The Osklaoosa CRC Senior High Youth Group experiences the epic ride to the Citadel and all the excitement of Haitian history and culture!

We’re all tired tonight, but we knew you would want to hear about our Tuesday, so here goes. Our alarms went off at 4:30 a.m. to leave at 5 a.m. to tour the Citadel. It was daylight and at that time of day, it is amazing how many people here are up and going about their daily business. Small children up to adults are walking everywhere at this time.

We had a three hour car ride that was only 35 miles…if that gives any indication of the quality of roads here. Halfway through our journey, we stopped for breakfast in DonDon. This was interesting as Christi, our team host with MH4H, bargained for our meal on the street. She was surrounded by many people with their food available. She purchased hot hard boiled eggs, bananas, roasted peanuts and water. We already had brought along some bread made at the local bakery to share.

Breakfast Stop in DonDon Christi buying from local vendors

We continued our drive in our three trucks through some large mud puddles and even drove through a river…no bridge. We enjoyed our ride looking at the mountainous scenery and the shenanigans in the back of our vehicles. The Haitians may have thought we were crazy Americans, as we sang quite loudly through the streets. We went on a two lane paved road with a stripe down the middle for the first time since we have been here. We made it into 4th gear for the first time also.

Through the river Crazy Americans

As we made our way on closer to the Citadel, we stopped at King Henry Christophe’s castle, the San Souci Palace. This was a castle that construction started in 1805 and was completed seven years later. It was damaged in an earthquake in the mid-1800s and was not repaired. There were multiple photo opportunities as we walked through this. We then headed on up to the Citadel.

Sans Souci Palace

There were 10,000 people who died in the construction of these two structures. We were able to drive most of the way there but had to walk the final portion. This was a pretty steep part that was a cobblestone path…our calves were burning.

The cobblestone path

Once we got to the top, there were amazing views in each direction of the mountains and we could also see the ocean. We were given a tour of the structure and saw many cannons and cannonballs. We had a lunch of PB & J sandwiches, bananas, roasted peanuts and deuce (coconut candy that is similar to Rice Krispie bars).

Greeters at the Citadel – Welcome! Ready for the tour Citadel Group They even have a bathroom! Citadel tour

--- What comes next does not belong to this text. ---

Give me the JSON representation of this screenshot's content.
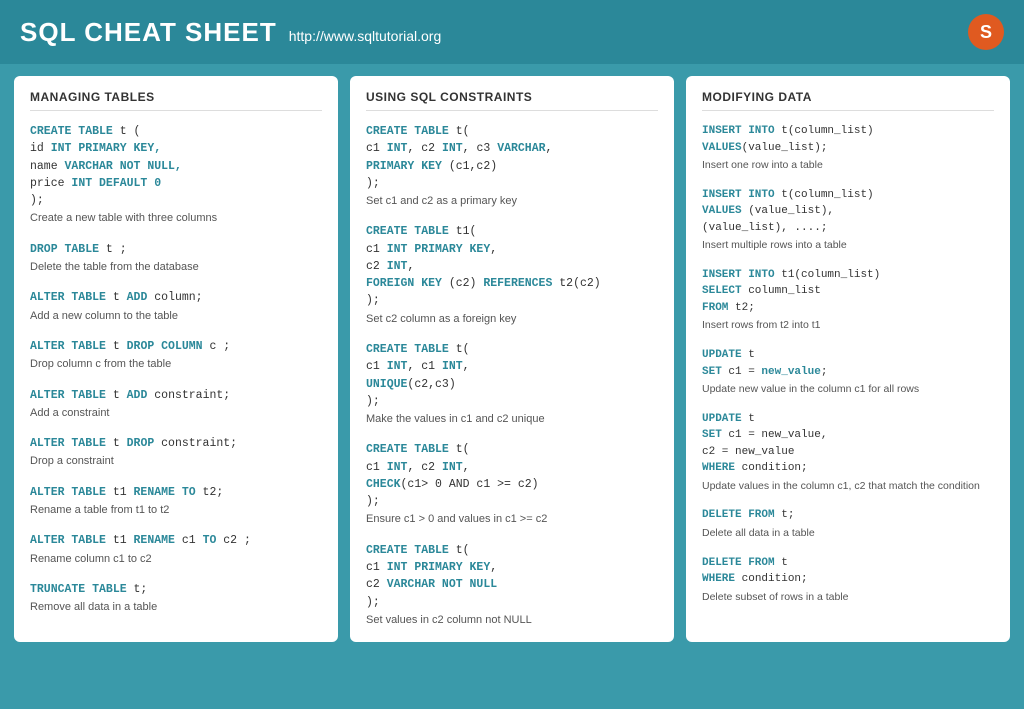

Canons made on site in the early 1800s

Canons made on site in the early 1800s

Mountains beyond mountains An amazing place to see

We then headed back down the steep path and began our trek home. Once home everyone was ready for a shower…quite dusty from our dirt road journey.

Not so sure about the horse ride DOWN the mountain!!! Shenanigans on the way home Almost home

When Lindsay Overton was in Haiti, in May, she introduced the Haitians to the fun of bowling! Unfortunately they only had chunks of 2 X 4’s to use as bowling pins. She thought it would be a good gift for us to bring down an actual bowling pin. Mahaska Bowling donated one for us, and two nights ago we dropped it off with a local wood craftsman. Tonight he stopped by to show us his replica of the pin. It passed inspection with flying colors, and he is going to make eight more to complete the set. We are excited to see the finished product and hope our new friends enjoy it for years to come.

Bowling pin maker

For devotions tonight, Ariann used a sponge and water as an analogy of our Christian walk. If you only go to church and youth group, you will have very little water in your sponge and unable to really use it. It is similar to very little God in your life and your ability to affect others. If you soak your life in Christ daily, you are better equipped to pour into others lives. We then closed the evening with a version of cardboard testimonies where they each wrote something they had turned over to God and the other side was a commitment they wanted to make to enrich their Christian walk. We laid each of these on a cross and asked God to help us.


Wednesday will be our last work day here. Breakfast served at 7:30 a.m. All your prayers and support are appreciated.